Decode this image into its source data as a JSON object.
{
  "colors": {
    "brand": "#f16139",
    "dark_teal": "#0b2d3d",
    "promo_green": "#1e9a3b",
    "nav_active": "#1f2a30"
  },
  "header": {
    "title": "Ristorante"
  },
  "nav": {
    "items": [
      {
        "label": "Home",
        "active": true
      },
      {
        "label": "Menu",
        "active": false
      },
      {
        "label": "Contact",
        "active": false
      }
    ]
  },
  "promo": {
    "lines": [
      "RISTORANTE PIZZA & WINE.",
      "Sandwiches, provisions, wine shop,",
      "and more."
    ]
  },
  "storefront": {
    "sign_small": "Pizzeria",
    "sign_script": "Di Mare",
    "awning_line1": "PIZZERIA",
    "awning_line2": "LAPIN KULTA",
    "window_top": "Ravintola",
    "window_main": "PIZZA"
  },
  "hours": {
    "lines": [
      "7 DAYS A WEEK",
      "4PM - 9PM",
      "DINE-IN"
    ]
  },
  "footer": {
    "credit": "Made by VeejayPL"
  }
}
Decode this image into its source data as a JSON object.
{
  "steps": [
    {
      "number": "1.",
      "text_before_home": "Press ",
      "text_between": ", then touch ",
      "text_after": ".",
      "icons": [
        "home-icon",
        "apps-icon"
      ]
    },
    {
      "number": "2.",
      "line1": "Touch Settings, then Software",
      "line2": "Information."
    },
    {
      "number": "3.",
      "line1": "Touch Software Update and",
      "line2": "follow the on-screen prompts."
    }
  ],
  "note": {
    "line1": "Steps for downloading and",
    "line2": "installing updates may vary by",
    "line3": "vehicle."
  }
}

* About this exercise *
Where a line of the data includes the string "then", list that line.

* Result *
      "text_between": ", then touch ",
      "line1": "Touch Settings, then Software",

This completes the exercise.